“Yahoo does not accept ads for ivory under our existing policies. Yahoo is an investor in Yahoo Japan and does not have controlling ownership.”
Yahoo owns 35.5% of Yahoo Japan; telecoms firm SoftBank is the largest shareholder, with 36.4%. While Yahoo’s US-based internet business has struggledin recent years, its Asian holdings, including Yahoo Japan and Alibaba, areconsidered highly valuable.
Yahoo Japan came under fire by the UK’s Environmental Investigation Agency in April 2015 for its sale of whale and dolphin meat, which was found to contain unsafe levels of mercury. The company is Japan’s only online retailer that continues to sell whale and dolphin products.
The international trade of elephant ivory has been banned since 1989 under the United Nation’s CITES treaty.
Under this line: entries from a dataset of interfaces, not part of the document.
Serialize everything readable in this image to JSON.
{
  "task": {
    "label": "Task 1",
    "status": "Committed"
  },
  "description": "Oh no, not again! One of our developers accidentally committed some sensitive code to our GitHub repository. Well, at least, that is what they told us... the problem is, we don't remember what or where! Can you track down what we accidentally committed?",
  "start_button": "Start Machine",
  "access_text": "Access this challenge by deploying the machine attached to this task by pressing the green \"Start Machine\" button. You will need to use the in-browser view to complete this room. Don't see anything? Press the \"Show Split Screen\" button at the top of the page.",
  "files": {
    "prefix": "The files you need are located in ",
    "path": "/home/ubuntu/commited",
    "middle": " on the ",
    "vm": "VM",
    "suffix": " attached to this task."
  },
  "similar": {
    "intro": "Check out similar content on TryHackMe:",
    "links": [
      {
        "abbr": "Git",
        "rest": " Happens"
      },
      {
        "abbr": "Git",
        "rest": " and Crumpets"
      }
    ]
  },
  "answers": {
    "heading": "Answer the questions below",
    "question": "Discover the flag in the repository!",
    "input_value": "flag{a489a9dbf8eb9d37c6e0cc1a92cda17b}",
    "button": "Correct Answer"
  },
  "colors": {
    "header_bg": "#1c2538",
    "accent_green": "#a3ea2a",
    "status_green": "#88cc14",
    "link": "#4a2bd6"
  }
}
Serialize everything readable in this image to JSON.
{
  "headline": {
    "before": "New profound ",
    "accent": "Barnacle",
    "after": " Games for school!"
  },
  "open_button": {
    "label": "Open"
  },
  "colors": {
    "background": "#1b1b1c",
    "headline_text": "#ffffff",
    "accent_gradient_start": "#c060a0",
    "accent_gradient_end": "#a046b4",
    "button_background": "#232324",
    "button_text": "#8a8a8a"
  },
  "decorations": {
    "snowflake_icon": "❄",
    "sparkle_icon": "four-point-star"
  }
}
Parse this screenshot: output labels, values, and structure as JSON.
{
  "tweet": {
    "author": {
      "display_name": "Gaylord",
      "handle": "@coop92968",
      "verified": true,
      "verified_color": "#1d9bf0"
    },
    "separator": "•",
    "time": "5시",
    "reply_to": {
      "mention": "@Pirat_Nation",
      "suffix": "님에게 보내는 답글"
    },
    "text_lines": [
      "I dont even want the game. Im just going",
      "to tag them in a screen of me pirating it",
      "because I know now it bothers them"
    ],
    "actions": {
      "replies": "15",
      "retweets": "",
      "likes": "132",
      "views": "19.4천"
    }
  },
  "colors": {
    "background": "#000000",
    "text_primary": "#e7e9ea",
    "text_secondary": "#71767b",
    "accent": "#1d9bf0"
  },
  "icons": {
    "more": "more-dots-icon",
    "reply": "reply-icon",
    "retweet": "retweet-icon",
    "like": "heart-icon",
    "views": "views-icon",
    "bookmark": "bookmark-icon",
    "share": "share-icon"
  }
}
However, Japan and China were allowed to legally import 102 tonnes of ivory from African nations in 2007. A report last year by the Environmental Investigations Agency found that a large majority of Japanese ivory traders were involved in illegal tusk registration activity.
The ivory trade has been blamed for stoking an ongoing poaching crisis in Africa. Data released in June showed an alarming 60% drop in elephant numbers in Tanzania between 2009 and 2014. Across Africa, an estimated 35,000 elephants are being slaughtered every year for ivory, amid concerns a fifth of all African elephants will be lost over the coming decade.
Yahoo Japan is not the first online retailer to face pressure over sales of ivory products. In 2015, Avaaz launched a similar petition campaign against Craigslist, urging the company to crack down on black market listings for ivory.
The US has attempted to crack down on the illegal trade of ivory and “trophy” body parts, following the controversy over the death of Cecil the lion, who was killed by a dentist from Minnesota. During a trip to Kenya last year, Barack Obama said the US would institute a nearly complete ban on the commercial ivory trade.
Sally Jewell, the US secretary of the interior, is currently taking part in a tour of Gabon, Kenya and South Africa to highlight the administration’s contribution to stemming the losses of Africa’s megafauna. Jewell said the US will work with African nations to help tackle the “scourge of wildlife trafficking, which is clearly a global threat”.
On Monday, the Sri Lankan government destroyed 359 elephant tusks in a huge stone crusher. The haul, confiscated at the port of Colombo and valued at more than $3m, was destroyed in the latest effort to remove ivory from the illegal wildlife trade.